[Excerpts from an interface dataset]
----

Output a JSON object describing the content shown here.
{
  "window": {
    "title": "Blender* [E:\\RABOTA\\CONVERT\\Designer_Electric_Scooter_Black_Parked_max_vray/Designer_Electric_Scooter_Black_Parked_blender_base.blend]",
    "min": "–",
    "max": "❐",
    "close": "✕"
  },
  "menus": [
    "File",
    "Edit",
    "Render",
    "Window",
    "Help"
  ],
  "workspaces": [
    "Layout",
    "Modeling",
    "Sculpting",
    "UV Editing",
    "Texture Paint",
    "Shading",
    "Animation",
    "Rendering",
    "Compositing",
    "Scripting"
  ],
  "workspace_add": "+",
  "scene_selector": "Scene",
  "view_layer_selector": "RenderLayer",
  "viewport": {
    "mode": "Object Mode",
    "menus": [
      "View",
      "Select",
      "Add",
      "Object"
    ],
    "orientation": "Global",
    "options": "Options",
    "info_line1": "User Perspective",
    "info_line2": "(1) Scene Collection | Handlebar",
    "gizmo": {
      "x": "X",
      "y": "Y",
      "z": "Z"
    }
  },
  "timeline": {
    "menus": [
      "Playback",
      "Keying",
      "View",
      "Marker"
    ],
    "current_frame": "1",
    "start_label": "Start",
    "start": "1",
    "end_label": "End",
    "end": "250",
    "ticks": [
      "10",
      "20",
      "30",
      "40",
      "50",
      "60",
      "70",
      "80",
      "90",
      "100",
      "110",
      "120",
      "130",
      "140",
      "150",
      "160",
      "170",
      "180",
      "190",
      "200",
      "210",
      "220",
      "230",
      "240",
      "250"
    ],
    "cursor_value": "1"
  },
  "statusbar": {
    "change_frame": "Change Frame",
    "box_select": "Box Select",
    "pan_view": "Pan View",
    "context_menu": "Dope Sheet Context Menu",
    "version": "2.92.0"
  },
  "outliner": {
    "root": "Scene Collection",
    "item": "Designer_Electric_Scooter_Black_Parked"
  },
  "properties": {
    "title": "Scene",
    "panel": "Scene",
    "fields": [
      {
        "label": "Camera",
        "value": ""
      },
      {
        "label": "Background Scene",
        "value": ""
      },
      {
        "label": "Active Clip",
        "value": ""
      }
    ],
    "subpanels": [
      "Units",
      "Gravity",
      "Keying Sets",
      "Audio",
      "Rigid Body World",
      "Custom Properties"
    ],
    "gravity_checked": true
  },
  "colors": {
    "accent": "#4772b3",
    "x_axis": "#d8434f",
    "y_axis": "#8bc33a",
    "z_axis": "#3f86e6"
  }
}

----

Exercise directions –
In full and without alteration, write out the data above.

Problem solution –
Output a JSON object describing the content shown here.
{
  "window": {
    "title": "Blender* [E:\\RABOTA\\CONVERT\\Designer_Electric_Scooter_Black_Parked_max_vray/Designer_Electric_Scooter_Black_Parked_blender_base.blend]",
    "min": "–",
    "max": "❐",
    "close": "✕"
  },
  "menus": [
    "File",
    "Edit",
    "Render",
    "Window",
    "Help"
  ],
  "workspaces": [
    "Layout",
    "Modeling",
    "Sculpting",
    "UV Editing",
    "Texture Paint",
    "Shading",
    "Animation",
    "Rendering",
    "Compositing",
    "Scripting"
  ],
  "workspace_add": "+",
  "scene_selector": "Scene",
  "view_layer_selector": "RenderLayer",
  "viewport": {
    "mode": "Object Mode",
    "menus": [
      "View",
      "Select",
      "Add",
      "Object"
    ],
    "orientation": "Global",
    "options": "Options",
    "info_line1": "User Perspective",
    "info_line2": "(1) Scene Collection | Handlebar",
    "gizmo": {
      "x": "X",
      "y": "Y",
      "z": "Z"
    }
  },
  "timeline": {
    "menus": [
      "Playback",
      "Keying",
      "View",
      "Marker"
    ],
    "current_frame": "1",
    "start_label": "Start",
    "start": "1",
    "end_label": "End",
    "end": "250",
    "ticks": [
      "10",
      "20",
      "30",
      "40",
      "50",
      "60",
      "70",
      "80",
      "90",
      "100",
      "110",
      "120",
      "130",
      "140",
      "150",
      "160",
      "170",
      "180",
      "190",
      "200",
      "210",
      "220",
      "230",
      "240",
      "250"
    ],
    "cursor_value": "1"
  },
  "statusbar": {
    "change_frame": "Change Frame",
    "box_select": "Box Select",
    "pan_view": "Pan View",
    "context_menu": "Dope Sheet Context Menu",
    "version": "2.92.0"
  },
  "outliner": {
    "root": "Scene Collection",
    "item": "Designer_Electric_Scooter_Black_Parked"
  },
  "properties": {
    "title": "Scene",
    "panel": "Scene",
    "fields": [
      {
        "label": "Camera",
        "value": ""
      },
      {
        "label": "Background Scene",
        "value": ""
      },
      {
        "label": "Active Clip",
        "value": ""
      }
    ],
    "subpanels": [
      "Units",
      "Gravity",
      "Keying Sets",
      "Audio",
      "Rigid Body World",
      "Custom Properties"
    ],
    "gravity_checked": true
  },
  "colors": {
    "accent": "#4772b3",
    "x_axis": "#d8434f",
    "y_axis": "#8bc33a",
    "z_axis": "#3f86e6"
  }
}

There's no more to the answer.